4th Sunday, C - homily
“Love rejoices with the truth”.
A movie came out years ago called “The Truman Show”, starring Jim Carrey. Carrey played the role of “Truman” whose entire life has been a television show. Everyone knew it except for him. He thought that his life was just like everyone else’s. He finally realized as he got older that everyone in his life – his wife, his best friend, and co-workers – were actors. At the end of the movie, the creator of the show reveals that he has deceived Truman since he was conceived. It is one of my favorite movies because it raises questions about truth and reality. How do we know what is true? How do we know what is real? And, how do we know when we are being deceived?
The question, ‘what is truth?’, has been asked by human beings for thousands of years. I find it to be one of the most fascinating questions in the world. What is truth? Truth IS what’s real. Truth is what exists. It’s what out there in the real world. It may appear to be obvious stuff to most people, but there is a huge battle going on in our world between truth and deception. Let me give some examples.
A mathematical truth is that 2+2=4. I don’t think anyone here would deny that truth! A truth that has moral implications is that a baby in the womb is a person with a body and soul. God tells us in the first reading that he forms us in the womb. A theological truth is that God is Father, Son, and Spirit. These are all things that are objectively true. And yet, many people claim that they are not true. They say that there is no truth, or that we can never know the truth. Let me continue with these examples to show how.
They would say that 2+2 is 3 or 5 or whatever we want it to be. They say that the baby in the womb is a glob of tissue or a bunch or cells or something. They say that either God doesn’t exist, or that he (or she) is whatever we want him to be. This is the philosophy of our modern, secular world. It denies truth. It argues for relativism which says that everything is relative, and nothing is absolute (nothing is absolutely true). Pope Benedict XVI has reminded us of the dangers and errors of relativism.
How do we know that this question of truth is so important? Jesus says so. He says in John 18:37 that the reason he came into this world, the whole reason he was born was “to testify to the truth”. He reveals to the world that he is “the way, the truth, and the life, and that no one comes to the Father except through me” (Jn 14:6). People today don’t want to hear that, and people back then didn’t want that. Jesus not only said that he taught the truth, he said he IS the truth! And, what did it get him? Death on a Cross. Jesus died for the truth.

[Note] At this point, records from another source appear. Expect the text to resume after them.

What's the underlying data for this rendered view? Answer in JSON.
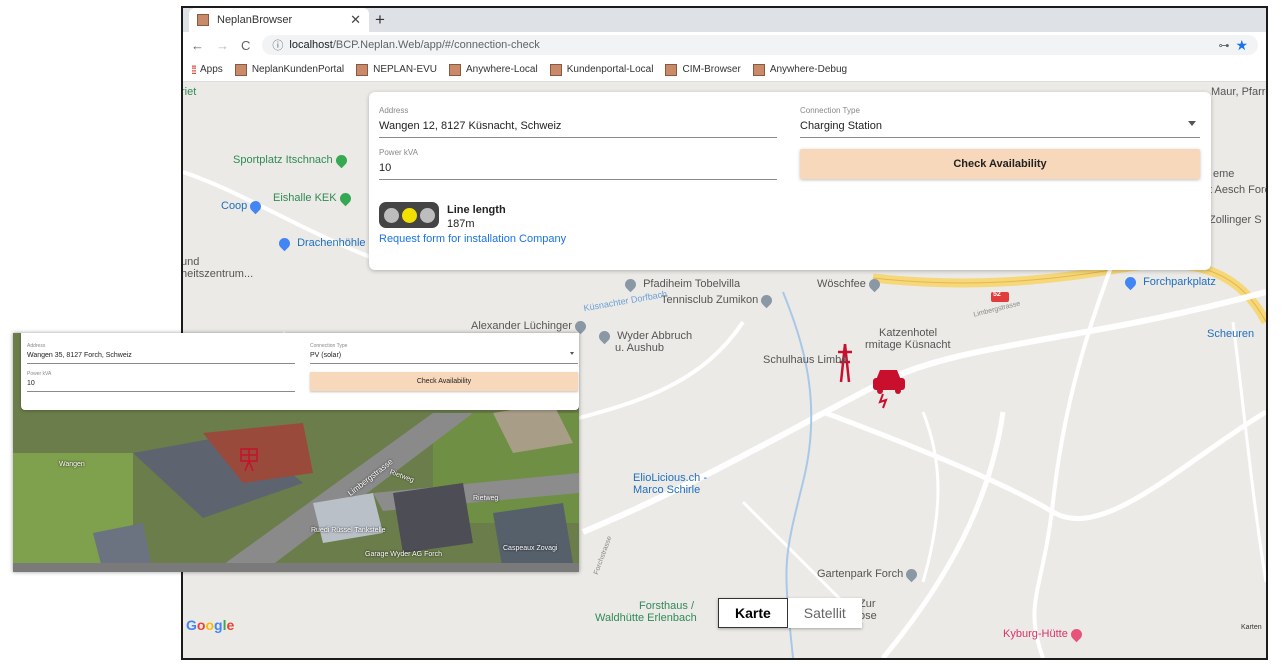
{
  "browser": {
    "tab_title": "NeplanBrowser",
    "url_host": "localhost",
    "url_path": "/BCP.Neplan.Web/app/#/connection-check",
    "bookmarks": [
      "Apps",
      "NeplanKundenPortal",
      "NEPLAN-EVU",
      "Anywhere-Local",
      "Kundenportal-Local",
      "CIM-Browser",
      "Anywhere-Debug"
    ]
  },
  "form": {
    "address_label": "Address",
    "address_value": "Wangen 12, 8127 Küsnacht, Schweiz",
    "connection_type_label": "Connection Type",
    "connection_type_value": "Charging Station",
    "power_label": "Power kVA",
    "power_value": "10",
    "check_button": "Check Availability",
    "line_length_title": "Line length",
    "line_length_value": "187m",
    "request_link": "Request form for installation Company"
  },
  "traffic_light": {
    "active": "yellow"
  },
  "map": {
    "labels": {
      "sportplatz": "Sportplatz Itschnach",
      "eishalle": "Eishalle KEK",
      "coop": "Coop",
      "drachenhoehle": "Drachenhöhle",
      "heitszentrum": "heitszentrum...",
      "und": "und",
      "pfadiheim": "Pfadiheim Tobelvilla",
      "tennisclub": "Tennisclub Zumikon",
      "alexander": "Alexander Lüchinger",
      "wyder1": "Wyder Abbruch",
      "wyder2": "u. Aushub",
      "woeschfee": "Wöschfee",
      "forchparkplatz": "Forchparkplatz",
      "katzenhotel": "Katzenhotel",
      "ermitage": "rmitage Küsnacht",
      "schulhaus": "Schulhaus Limbe",
      "scheuren": "Scheuren",
      "eliolicious1": "ElioLicious.ch -",
      "eliolicious2": "Marco Schirle",
      "gartenpark": "Gartenpark Forch",
      "forsthaus1": "Forsthaus /",
      "forsthaus2": "Waldhütte Erlenbach",
      "zur": "Zur",
      "ose": "ose",
      "kyburg": "Kyburg-Hütte",
      "maur": "Maur, Pfarreri",
      "eme": "eme",
      "aesch": "t Aesch Forc",
      "zollinger": "Zollinger S",
      "riet": "riet",
      "limbergstrasse": "Limbergstrasse",
      "dorfbach": "Küsnachter Dorfbach",
      "forchstrasse": "Forchstrasse",
      "road52": "52",
      "kartendaten": "Karten"
    },
    "map_type_buttons": [
      "Karte",
      "Satellit"
    ],
    "google_logo": "Google"
  },
  "inset": {
    "address_label": "Address",
    "address_value": "Wangen 35, 8127 Forch, Schweiz",
    "connection_type_label": "Connection Type",
    "connection_type_value": "PV (solar)",
    "power_label": "Power kVA",
    "power_value": "10",
    "check_button": "Check Availability",
    "labels": {
      "wangen": "Wangen",
      "limbergstrasse": "Limbergstrasse",
      "rietweg1": "Rietweg",
      "rietweg2": "Rietweg",
      "tankstelle": "Ruedi Rüssel Tankstelle",
      "garage": "Garage Wyder AG Forch",
      "caspeaux": "Caspeaux Zovagi"
    }
  },
  "colors": {
    "accent_button": "#f8d8bb",
    "link": "#1a73e8",
    "marker_red": "#c8102e",
    "highway": "#f6d77a"
  }
}
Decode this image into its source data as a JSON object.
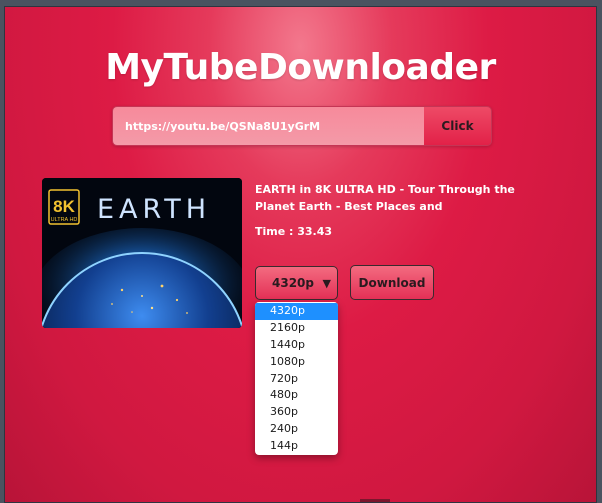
{
  "app": {
    "title": "MyTubeDownloader"
  },
  "url_bar": {
    "value": "https://youtu.be/QSNa8U1yGrM",
    "click_label": "Click"
  },
  "thumbnail": {
    "badge_top": "8K",
    "badge_bottom": "ULTRA HD",
    "word": "EARTH"
  },
  "video": {
    "title": "EARTH in 8K ULTRA HD - Tour Through the Planet Earth - Best Places and",
    "time": "Time : 33.43"
  },
  "quality": {
    "selected": "4320p",
    "options": [
      "4320p",
      "2160p",
      "1440p",
      "1080p",
      "720p",
      "480p",
      "360p",
      "240p",
      "144p"
    ]
  },
  "download": {
    "label": "Download"
  },
  "colors": {
    "accent": "#dd1b45",
    "selected_option": "#1e90ff"
  }
}
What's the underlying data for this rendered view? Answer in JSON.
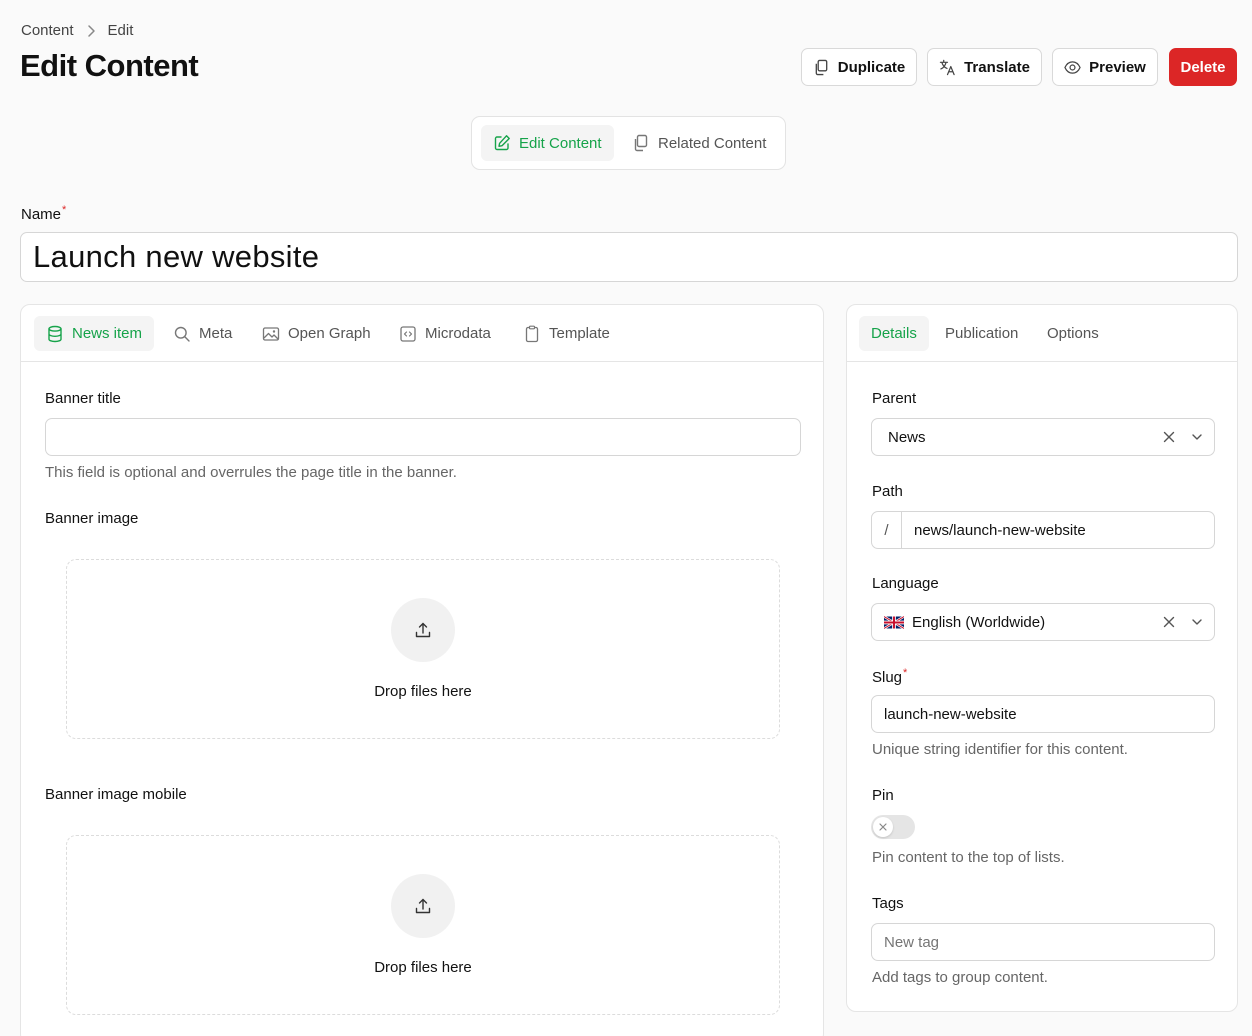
{
  "breadcrumb": {
    "items": [
      "Content",
      "Edit"
    ]
  },
  "header": {
    "title": "Edit Content",
    "buttons": {
      "duplicate": "Duplicate",
      "translate": "Translate",
      "preview": "Preview",
      "delete": "Delete"
    },
    "danger_color": "#dc2626"
  },
  "segnav": {
    "edit": "Edit Content",
    "related": "Related Content"
  },
  "name_field": {
    "label": "Name",
    "value": "Launch new website"
  },
  "left_panel": {
    "tabs": [
      "News item",
      "Meta",
      "Open Graph",
      "Microdata",
      "Template"
    ],
    "banner_title": {
      "label": "Banner title",
      "value": "",
      "help": "This field is optional and overrules the page title in the banner."
    },
    "banner_image": {
      "label": "Banner image",
      "drop_text": "Drop files here"
    },
    "banner_image_mobile": {
      "label": "Banner image mobile",
      "drop_text": "Drop files here"
    }
  },
  "right_panel": {
    "tabs": [
      "Details",
      "Publication",
      "Options"
    ],
    "parent": {
      "label": "Parent",
      "value": "News"
    },
    "path": {
      "label": "Path",
      "prefix": "/",
      "value": "news/launch-new-website"
    },
    "language": {
      "label": "Language",
      "value": "English (Worldwide)"
    },
    "slug": {
      "label": "Slug",
      "value": "launch-new-website",
      "help": "Unique string identifier for this content."
    },
    "pin": {
      "label": "Pin",
      "enabled": false,
      "help": "Pin content to the top of lists."
    },
    "tags": {
      "label": "Tags",
      "placeholder": "New tag",
      "help": "Add tags to group content."
    }
  },
  "accent_color": "#16a34a"
}
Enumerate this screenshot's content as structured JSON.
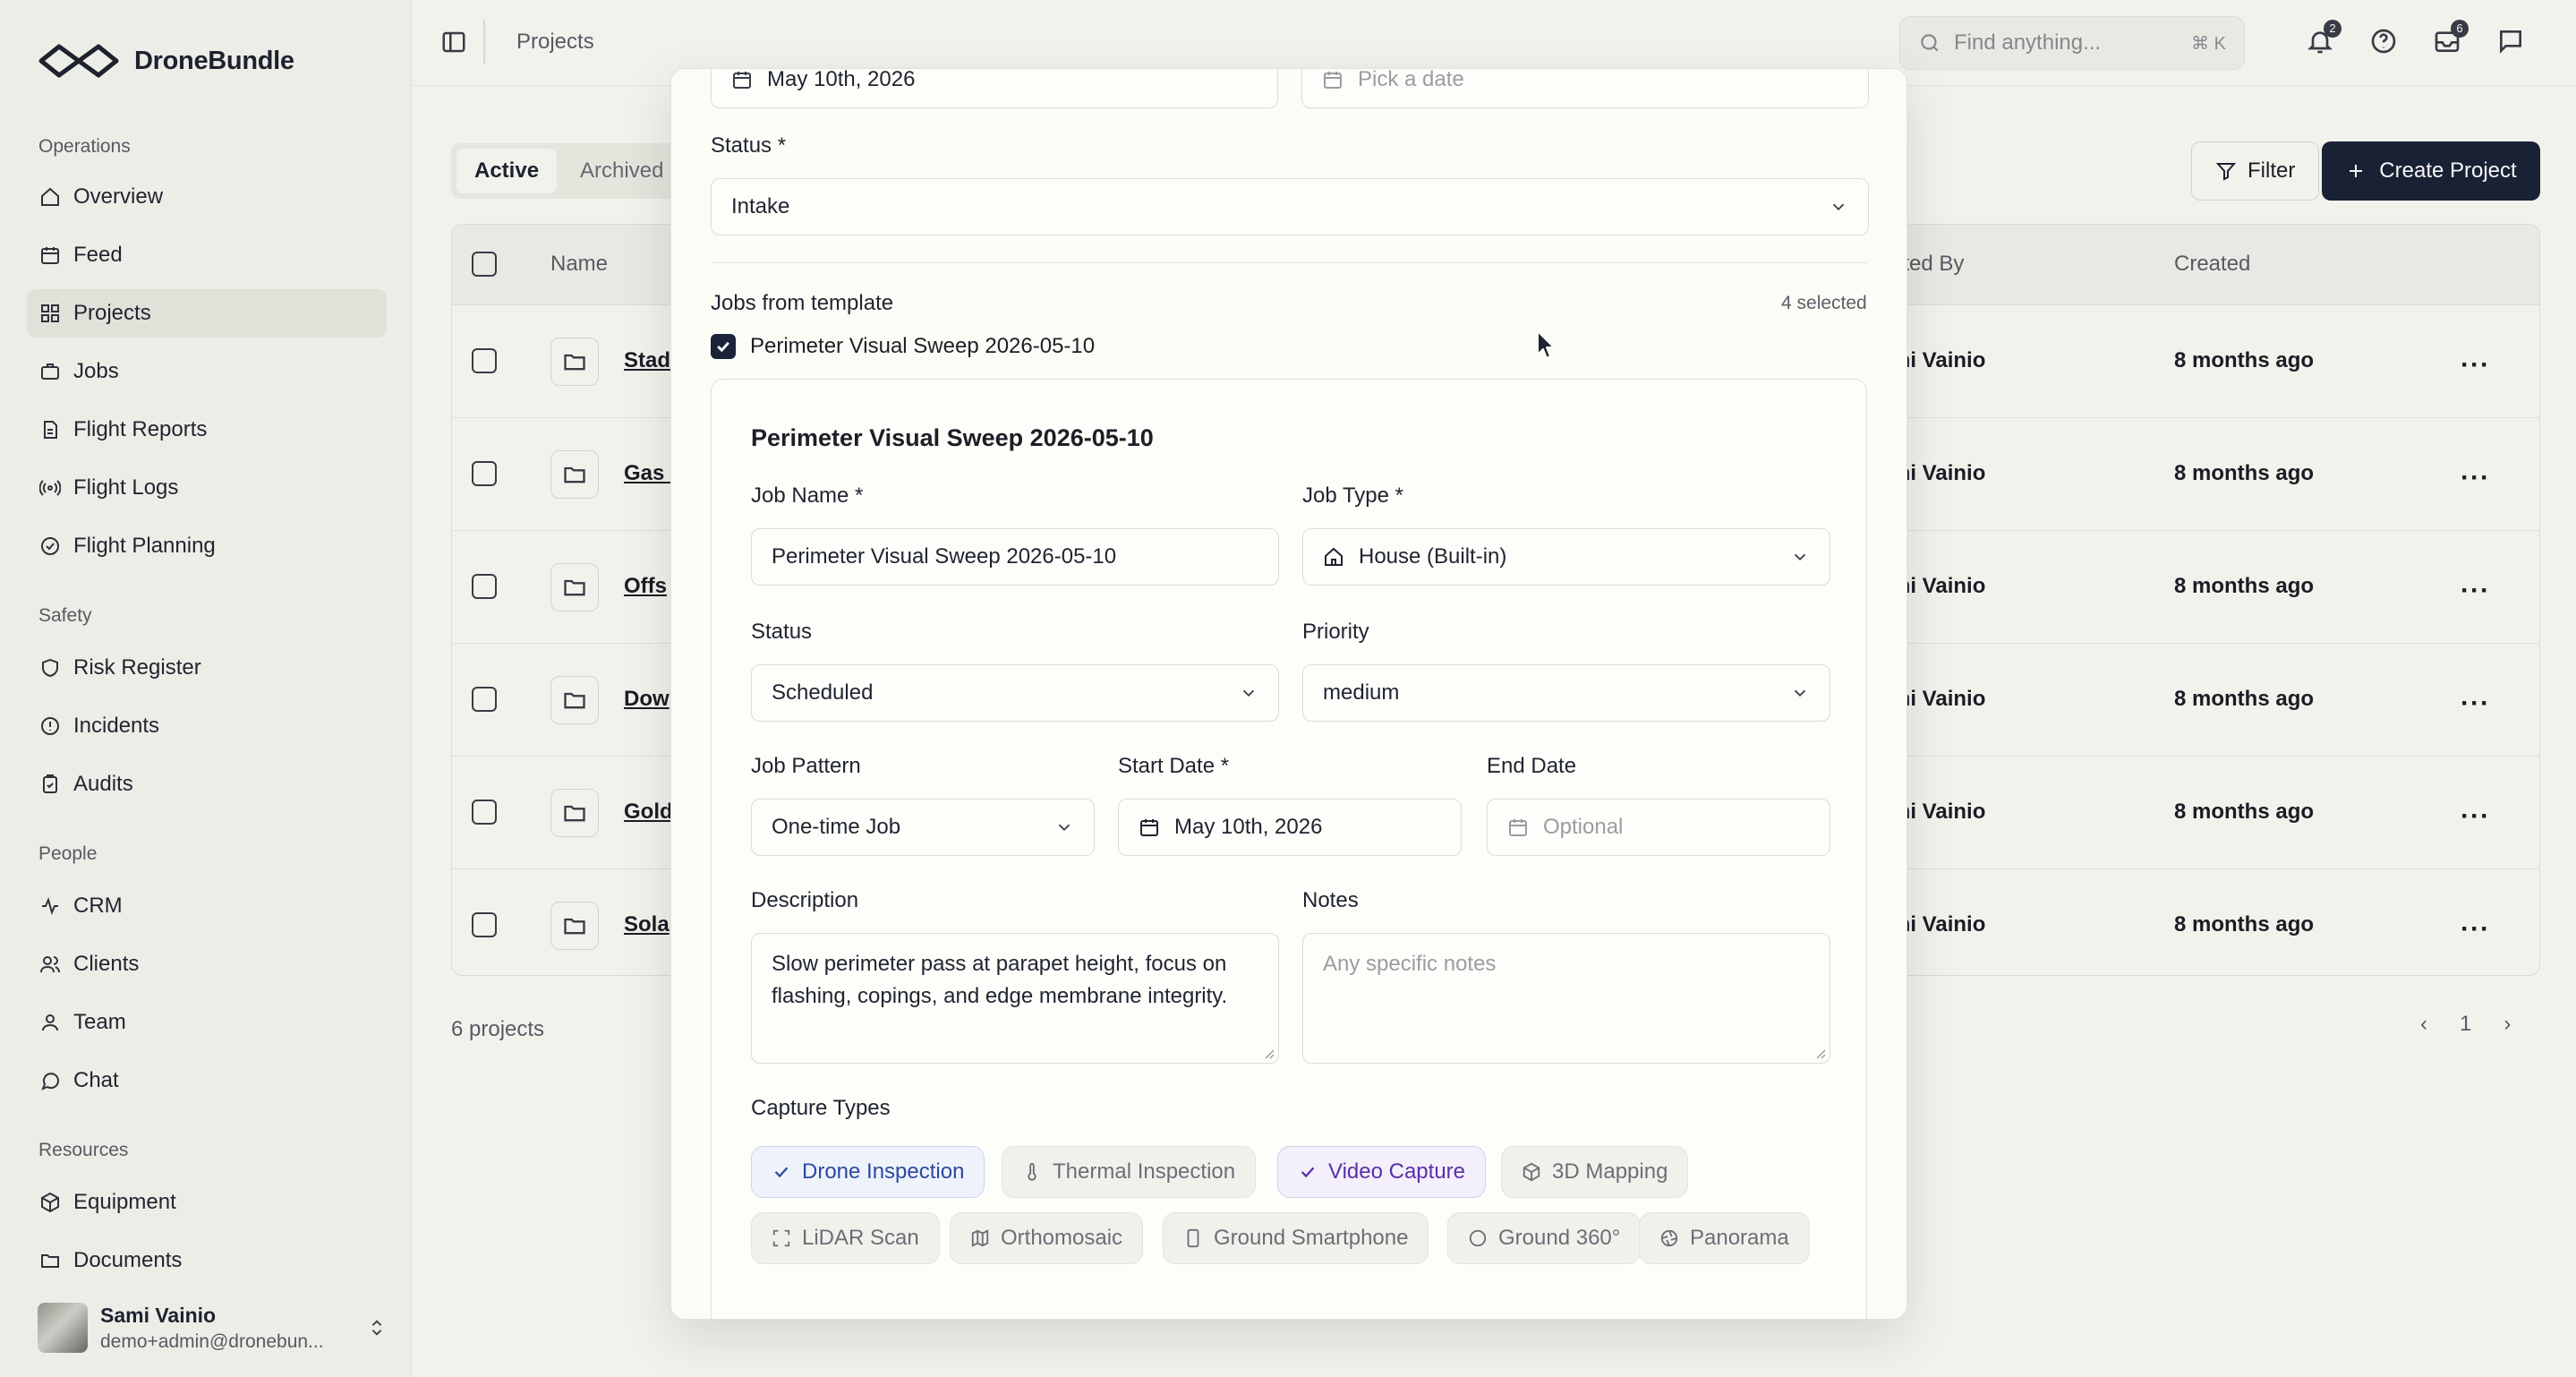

And, his followers have lived and died for the truth ever since. The world hated Christ because he spoke the truth, and it has hated Christians who have continued to speak the truth. Jesus predicted this when he said in John 15:18, “if the world hates you, realize that it has hated me first”. Many people hate the Catholic Church because it speaks the truth on moral and theological issues. But, do they really know what the Church is all about? The old saying goes that “millions of people hate the Catholic Church for what they think it is. But, less than a hundred worldwide hate it for what it actually is”.
Speaking the truth doesn’t mean to hammer it at people in harsh ways. It means to speak the truth in love. Truth and love are inseparable. As Pope Benedict reminded us, God is love. And, God is truth. Christ lived and spoke the truth in love. The Church continues to speak the truth in love. One of my main jobs here is to teach and live the truth in love. It is hard to speak the truth, as any of us know when confronting a friend with the truth. But, it is because we love them that we speak the truth. The truth is not always easy or comfortable but it is freeing, as John 8:32 tells us. At the end of the movie, Truman is very happy to know the truth, and to go out and live it.
When we find the truth, we rejoice! When we find the truth about God, about life, or about ourselves, we rejoice that we finally know what’s real. For years, I didn’t know the truth about my vocation. Now, I know that I have been truly called to be a priest, and I am rejoicing! I have found the love of my life. For all married persons here, I hope that you rejoice that you have found the truth, that you have found your true love. For all young people here, I hope that you realize that God has a plan for each one of you, and when you find it, you will rejoice! It is why you are on this Earth.
Finally, to the truth of the Eucharist. The truth of the Eucharist has been under attack for over 500 years…by Christians! Many non-Catholic Christians (and now many Catholics), whether knowingly or unknowingly, believe and teach that the Eucharist is just a symbol. Jesus never taught this! In John 6, he says it over and over again that it is his flesh and blood that we are to eat and drink. He says at the Last Supper, “this is my body”. The earliest Christians believed and taught the truth that the Eucharist is really Jesus’ Body and Blood. It is really Him! It is really Him who is Truth and Love that we receive in Holy Communion. As Jesus says, when we eat his flesh and drink his blood, we have eternal life (see Jn 6:54).
As we receive our Lord today, may we be open to his truth and love. If there is anything that is preventing us from hearing and accepting his truth, let us let it go. If we are open to Christ, he will speak to us. He will show us his truth. He will show his love. May you know his truth and his love this day.